Volume conductor model of transcutaneous electrical stimulation with kilohertz signals.

Journal Article (Journal Article)


Incorporating high-frequency components in transcutaneous electrical stimulation (TES) waveforms may make it possible to stimulate deeper nerve fibers since the impedance of tissue declines with increasing frequency. However, the mechanisms of high-frequency TES remain largely unexplored. We investigated the properties of TES with frequencies beyond those typically used in neural stimulation.


We implemented a multilayer volume conductor model including dispersion and capacitive effects, coupled to a cable model of a nerve fiber. We simulated voltage- and current-controlled transcutaneous stimulation, and quantified the effects of frequency on the distribution of potentials and fiber excitation. We also quantified the effects of a novel transdermal amplitude modulated signal (TAMS) consisting of a non-zero offset sinusoidal carrier modulated by a square-pulse train.

Main results

The model revealed that high-frequency signals generated larger potentials at depth than did low frequencies, but this did not translate into lower stimulation thresholds. Both TAMS and conventional rectangular pulses activated more superficial fibers in addition to the deeper, target fibers, and at no frequency did we observe an inversion of the strength-distance relationship. Current regulated stimulation was more strongly influenced by fiber depth, whereas voltage regulated stimulation was more strongly influenced by skin thickness. Finally, our model reproduced the threshold-frequency relationship of experimentally measured motor thresholds.


The model may be used for prediction of motor thresholds in TES, and contributes to the understanding of high-frequency TES.

Full Text

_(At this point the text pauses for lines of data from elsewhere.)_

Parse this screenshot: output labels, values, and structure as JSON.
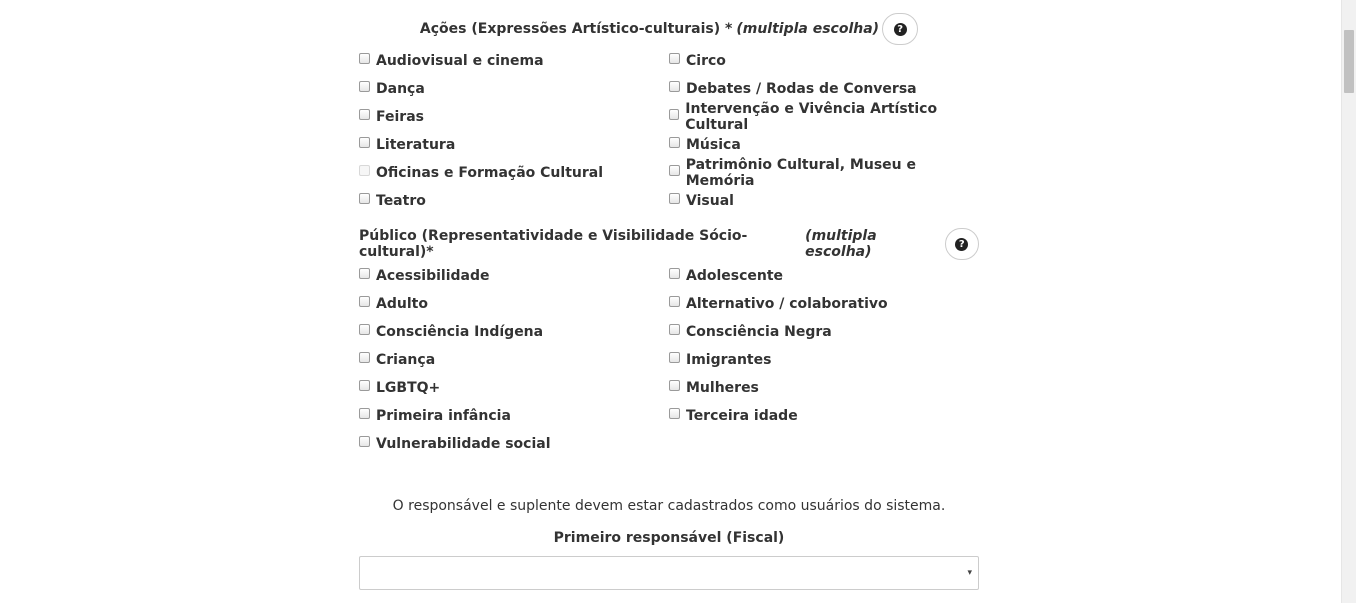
{
  "acoes": {
    "title": "Ações (Expressões Artístico-culturais) *",
    "title_em": "(multipla escolha)",
    "help_icon": "question-circle-icon",
    "options": [
      {
        "label": "Audiovisual e cinema"
      },
      {
        "label": "Circo"
      },
      {
        "label": "Dança"
      },
      {
        "label": "Debates / Rodas de Conversa"
      },
      {
        "label": "Feiras"
      },
      {
        "label": "Intervenção e Vivência Artístico Cultural"
      },
      {
        "label": "Literatura"
      },
      {
        "label": "Música"
      },
      {
        "label": "Oficinas e Formação Cultural",
        "disabled": true
      },
      {
        "label": "Patrimônio Cultural, Museu e Memória"
      },
      {
        "label": "Teatro"
      },
      {
        "label": "Visual"
      }
    ]
  },
  "publico": {
    "title": "Público (Representatividade e Visibilidade Sócio-cultural)*",
    "title_em": "(multipla escolha)",
    "help_icon": "question-circle-icon",
    "options": [
      {
        "label": "Acessibilidade"
      },
      {
        "label": "Adolescente"
      },
      {
        "label": "Adulto"
      },
      {
        "label": "Alternativo / colaborativo"
      },
      {
        "label": "Consciência Indígena"
      },
      {
        "label": "Consciência Negra"
      },
      {
        "label": "Criança"
      },
      {
        "label": "Imigrantes"
      },
      {
        "label": "LGBTQ+"
      },
      {
        "label": "Mulheres"
      },
      {
        "label": "Primeira infância"
      },
      {
        "label": "Terceira idade"
      },
      {
        "label": "Vulnerabilidade social"
      }
    ]
  },
  "responsavel": {
    "note": "O responsável e suplente devem estar cadastrados como usuários do sistema.",
    "label": "Primeiro responsável (Fiscal)",
    "selected": "",
    "arrow": "▾"
  }
}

Duke Authors

Cited Authors

  • Medina, LE; Grill, WM

Published Date

  • December 2014

Published In

Volume / Issue

  • 11 / 6

Start / End Page

  • 066012 -

PubMed ID

  • 25380254

Pubmed Central ID

  • PMC4244274

Electronic International Standard Serial Number (EISSN)

  • 1741-2552

International Standard Serial Number (ISSN)

  • 1741-2560

Digital Object Identifier (DOI)

  • 10.1088/1741-2560/11/6/066012


  • eng